Task data:
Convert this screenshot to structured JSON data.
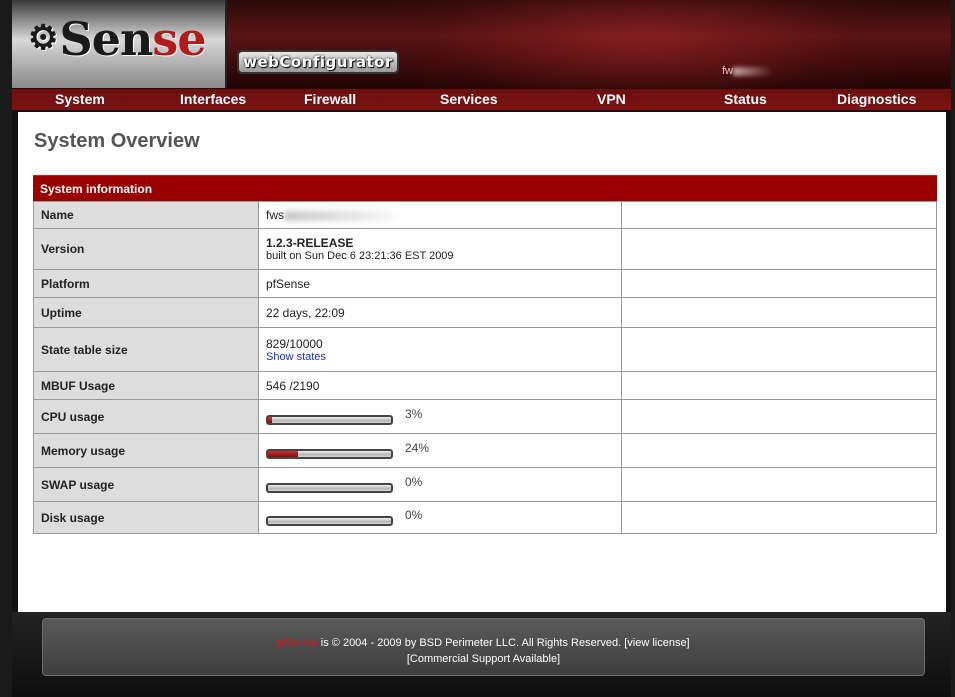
{
  "header": {
    "logo_prefix": "pf",
    "logo_main": "Sen",
    "logo_accent": "se",
    "logo_gear_icon": "gear-cluster-icon",
    "badge": "webConfigurator",
    "hostname_prefix": "fw"
  },
  "nav": [
    "System",
    "Interfaces",
    "Firewall",
    "Services",
    "VPN",
    "Status",
    "Diagnostics"
  ],
  "page": {
    "title": "System Overview"
  },
  "panel": {
    "title": "System information",
    "rows": {
      "name": {
        "label": "Name",
        "value": "fws"
      },
      "version": {
        "label": "Version",
        "value": "1.2.3-RELEASE",
        "built": "built on Sun Dec 6 23:21:36 EST 2009"
      },
      "platform": {
        "label": "Platform",
        "value": "pfSense"
      },
      "uptime": {
        "label": "Uptime",
        "value": "22 days, 22:09"
      },
      "state_table": {
        "label": "State table size",
        "value": "829/10000",
        "link": "Show states"
      },
      "mbuf": {
        "label": "MBUF Usage",
        "value": "546 /2190"
      },
      "cpu": {
        "label": "CPU usage",
        "percent_text": "3%",
        "percent": 3
      },
      "memory": {
        "label": "Memory usage",
        "percent_text": "24%",
        "percent": 24
      },
      "swap": {
        "label": "SWAP usage",
        "percent_text": "0%",
        "percent": 0
      },
      "disk": {
        "label": "Disk usage",
        "percent_text": "0%",
        "percent": 0
      }
    }
  },
  "footer": {
    "brand": "pfSense",
    "copyright": " is © 2004 - 2009 by BSD Perimeter LLC. All Rights Reserved. ",
    "license_link": "[view license]",
    "support_link": "[Commercial Support Available]"
  },
  "colors": {
    "accent_red": "#990000",
    "nav_red": "#7d1212",
    "bar_fill": "#b01c1c"
  }
}
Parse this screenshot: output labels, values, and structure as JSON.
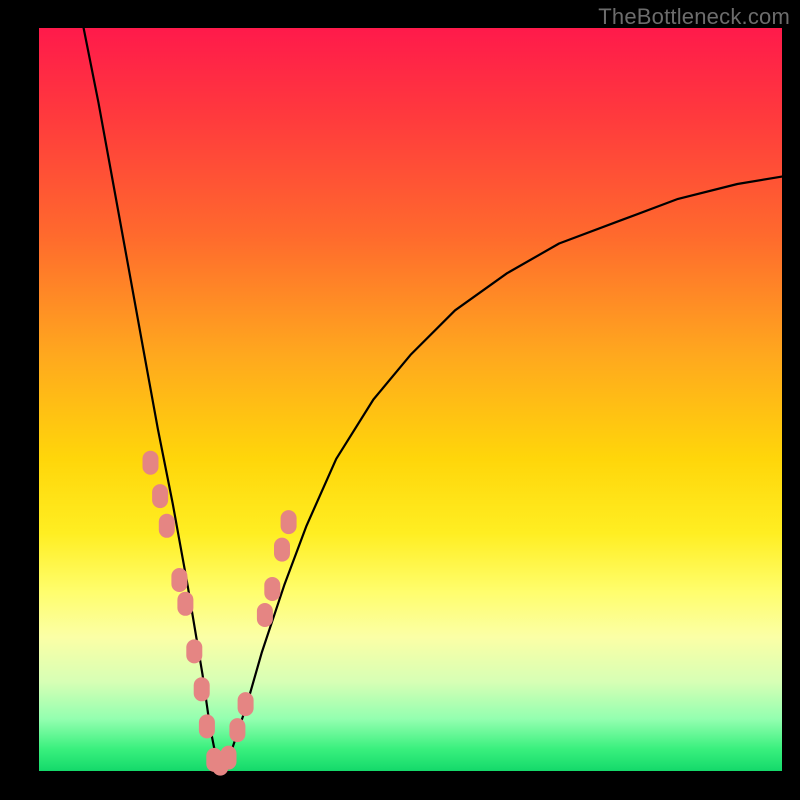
{
  "watermark": "TheBottleneck.com",
  "colors": {
    "dot_fill": "#e58583",
    "curve_stroke": "#000000",
    "frame": "#000000"
  },
  "chart_data": {
    "type": "line",
    "title": "",
    "xlabel": "",
    "ylabel": "",
    "xlim": [
      0,
      100
    ],
    "ylim": [
      0,
      100
    ],
    "grid": false,
    "legend": false,
    "notes": "Axes are shown without tick labels; values are estimated from pixel positions on a 0–100 scale per axis. The curve forms a V reaching y≈0 near x≈24. The right branch rises asymptotically.",
    "series": [
      {
        "name": "bottleneck-curve",
        "style": "line",
        "color": "#000000",
        "x": [
          6,
          8,
          10,
          12,
          14,
          16,
          18,
          20,
          22,
          23,
          24,
          25,
          26,
          28,
          30,
          33,
          36,
          40,
          45,
          50,
          56,
          63,
          70,
          78,
          86,
          94,
          100
        ],
        "y": [
          100,
          90,
          79,
          68,
          57,
          46,
          36,
          25,
          13,
          6,
          1,
          1,
          3,
          9,
          16,
          25,
          33,
          42,
          50,
          56,
          62,
          67,
          71,
          74,
          77,
          79,
          80
        ]
      },
      {
        "name": "data-points",
        "style": "scatter",
        "color": "#e58583",
        "x": [
          15.0,
          16.3,
          17.2,
          18.9,
          19.7,
          20.9,
          21.9,
          22.6,
          23.6,
          24.4,
          25.5,
          26.7,
          27.8,
          30.4,
          31.4,
          32.7,
          33.6
        ],
        "y": [
          41.5,
          37.0,
          33.0,
          25.7,
          22.5,
          16.1,
          11.0,
          6.0,
          1.5,
          1.0,
          1.8,
          5.5,
          9.0,
          21.0,
          24.5,
          29.8,
          33.5
        ]
      }
    ]
  }
}
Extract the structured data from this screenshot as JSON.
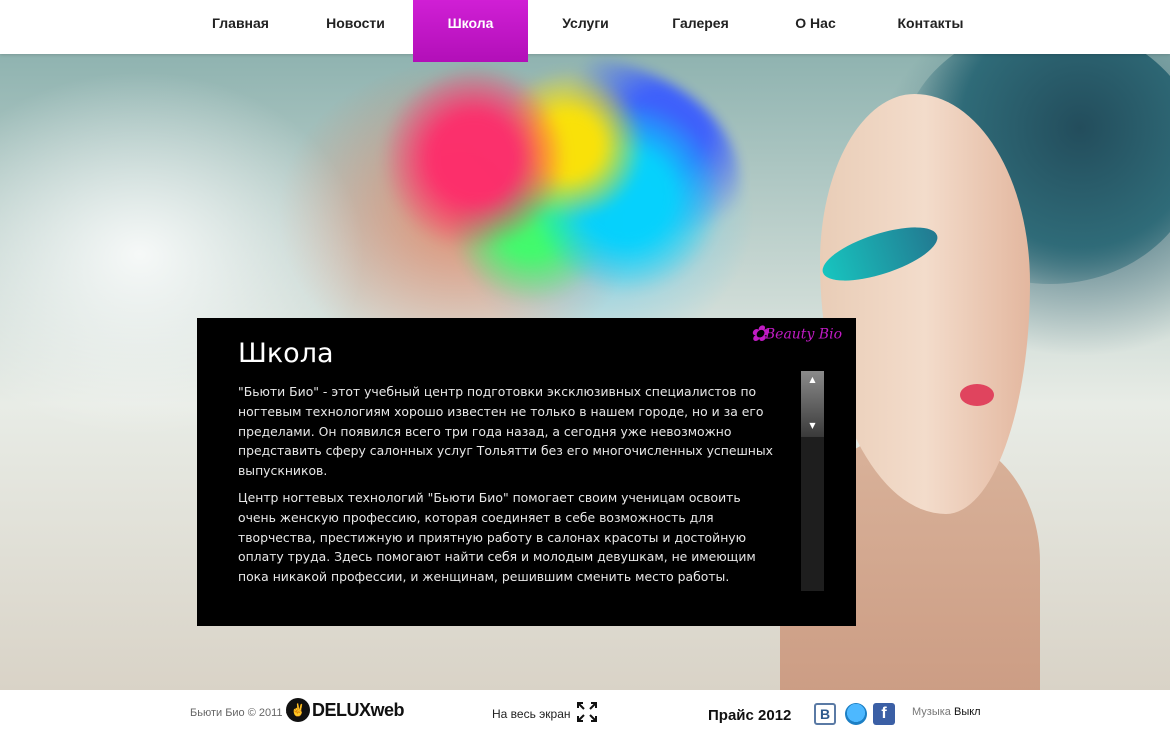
{
  "nav": {
    "items": [
      {
        "label": "Главная"
      },
      {
        "label": "Новости"
      },
      {
        "label": "Школа",
        "active": true
      },
      {
        "label": "Услуги"
      },
      {
        "label": "Галерея"
      },
      {
        "label": "О Нас"
      },
      {
        "label": "Контакты"
      }
    ],
    "active_color": "#c017c6"
  },
  "panel": {
    "title": "Школа",
    "logo_text": "Beauty Bio",
    "paragraphs": [
      "\"Бьюти Био\" - этот учебный центр подготовки эксклюзивных специалистов по ногтевым технологиям хорошо известен не только в нашем городе, но и за его пределами. Он появился всего три года назад, а сегодня уже невозможно представить сферу салонных услуг Тольятти без его многочисленных успешных выпускников.",
      "Центр ногтевых технологий \"Бьюти Био\" помогает своим ученицам освоить очень женскую профессию, которая соединяет в себе возможность для творчества, престижную и приятную работу в салонах красоты и достойную оплату труда. Здесь помогают найти себя и молодым девушкам, не имеющим пока никакой профессии, и женщинам, решившим сменить место работы."
    ]
  },
  "footer": {
    "copyright": "Бьюти Био © 2011 •",
    "partner_logo": "DELUXweb",
    "fullscreen_label": "На весь экран",
    "price_link": "Прайс 2012",
    "social_icons": [
      "vk-icon",
      "twitter-bird-icon",
      "facebook-icon"
    ],
    "music_label": "Музыка",
    "music_state": "Выкл"
  }
}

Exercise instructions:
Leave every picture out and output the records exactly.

Answer:
Convert this screenshot to structured JSON data.
{
  "header": {
    "logo_prefix": "pf",
    "logo_main": "Sen",
    "logo_accent": "se",
    "logo_gear_icon": "gear-cluster-icon",
    "badge": "webConfigurator",
    "hostname_prefix": "fw"
  },
  "nav": [
    "System",
    "Interfaces",
    "Firewall",
    "Services",
    "VPN",
    "Status",
    "Diagnostics"
  ],
  "page": {
    "title": "System Overview"
  },
  "panel": {
    "title": "System information",
    "rows": {
      "name": {
        "label": "Name",
        "value": "fws"
      },
      "version": {
        "label": "Version",
        "value": "1.2.3-RELEASE",
        "built": "built on Sun Dec 6 23:21:36 EST 2009"
      },
      "platform": {
        "label": "Platform",
        "value": "pfSense"
      },
      "uptime": {
        "label": "Uptime",
        "value": "22 days, 22:09"
      },
      "state_table": {
        "label": "State table size",
        "value": "829/10000",
        "link": "Show states"
      },
      "mbuf": {
        "label": "MBUF Usage",
        "value": "546 /2190"
      },
      "cpu": {
        "label": "CPU usage",
        "percent_text": "3%",
        "percent": 3
      },
      "memory": {
        "label": "Memory usage",
        "percent_text": "24%",
        "percent": 24
      },
      "swap": {
        "label": "SWAP usage",
        "percent_text": "0%",
        "percent": 0
      },
      "disk": {
        "label": "Disk usage",
        "percent_text": "0%",
        "percent": 0
      }
    }
  },
  "footer": {
    "brand": "pfSense",
    "copyright": " is © 2004 - 2009 by BSD Perimeter LLC. All Rights Reserved. ",
    "license_link": "[view license]",
    "support_link": "[Commercial Support Available]"
  },
  "colors": {
    "accent_red": "#990000",
    "nav_red": "#7d1212",
    "bar_fill": "#b01c1c"
  }
}
Parse this screenshot: output labels, values, and structure as JSON.
{
  "watermark": "TheBottleneck.com",
  "colors": {
    "dot_fill": "#e58583",
    "curve_stroke": "#000000",
    "frame": "#000000"
  },
  "chart_data": {
    "type": "line",
    "title": "",
    "xlabel": "",
    "ylabel": "",
    "xlim": [
      0,
      100
    ],
    "ylim": [
      0,
      100
    ],
    "grid": false,
    "legend": false,
    "notes": "Axes are shown without tick labels; values are estimated from pixel positions on a 0–100 scale per axis. The curve forms a V reaching y≈0 near x≈24. The right branch rises asymptotically.",
    "series": [
      {
        "name": "bottleneck-curve",
        "style": "line",
        "color": "#000000",
        "x": [
          6,
          8,
          10,
          12,
          14,
          16,
          18,
          20,
          22,
          23,
          24,
          25,
          26,
          28,
          30,
          33,
          36,
          40,
          45,
          50,
          56,
          63,
          70,
          78,
          86,
          94,
          100
        ],
        "y": [
          100,
          90,
          79,
          68,
          57,
          46,
          36,
          25,
          13,
          6,
          1,
          1,
          3,
          9,
          16,
          25,
          33,
          42,
          50,
          56,
          62,
          67,
          71,
          74,
          77,
          79,
          80
        ]
      },
      {
        "name": "data-points",
        "style": "scatter",
        "color": "#e58583",
        "x": [
          15.0,
          16.3,
          17.2,
          18.9,
          19.7,
          20.9,
          21.9,
          22.6,
          23.6,
          24.4,
          25.5,
          26.7,
          27.8,
          30.4,
          31.4,
          32.7,
          33.6
        ],
        "y": [
          41.5,
          37.0,
          33.0,
          25.7,
          22.5,
          16.1,
          11.0,
          6.0,
          1.5,
          1.0,
          1.8,
          5.5,
          9.0,
          21.0,
          24.5,
          29.8,
          33.5
        ]
      }
    ]
  }
}
Extract the structured data from this screenshot as JSON.
{
  "nav": {
    "items": [
      {
        "label": "Главная"
      },
      {
        "label": "Новости"
      },
      {
        "label": "Школа",
        "active": true
      },
      {
        "label": "Услуги"
      },
      {
        "label": "Галерея"
      },
      {
        "label": "О Нас"
      },
      {
        "label": "Контакты"
      }
    ],
    "active_color": "#c017c6"
  },
  "panel": {
    "title": "Школа",
    "logo_text": "Beauty Bio",
    "paragraphs": [
      "\"Бьюти Био\" - этот учебный центр подготовки эксклюзивных специалистов по ногтевым технологиям хорошо известен не только в нашем городе, но и за его пределами. Он появился всего три года назад, а сегодня уже невозможно представить сферу салонных услуг Тольятти без его многочисленных успешных выпускников.",
      "Центр ногтевых технологий \"Бьюти Био\" помогает своим ученицам освоить очень женскую профессию, которая соединяет в себе возможность для творчества, престижную и приятную работу в салонах красоты и достойную оплату труда. Здесь помогают найти себя и молодым девушкам, не имеющим пока никакой профессии, и женщинам, решившим сменить место работы."
    ]
  },
  "footer": {
    "copyright": "Бьюти Био © 2011 •",
    "partner_logo": "DELUXweb",
    "fullscreen_label": "На весь экран",
    "price_link": "Прайс 2012",
    "social_icons": [
      "vk-icon",
      "twitter-bird-icon",
      "facebook-icon"
    ],
    "music_label": "Музыка",
    "music_state": "Выкл"
  }
}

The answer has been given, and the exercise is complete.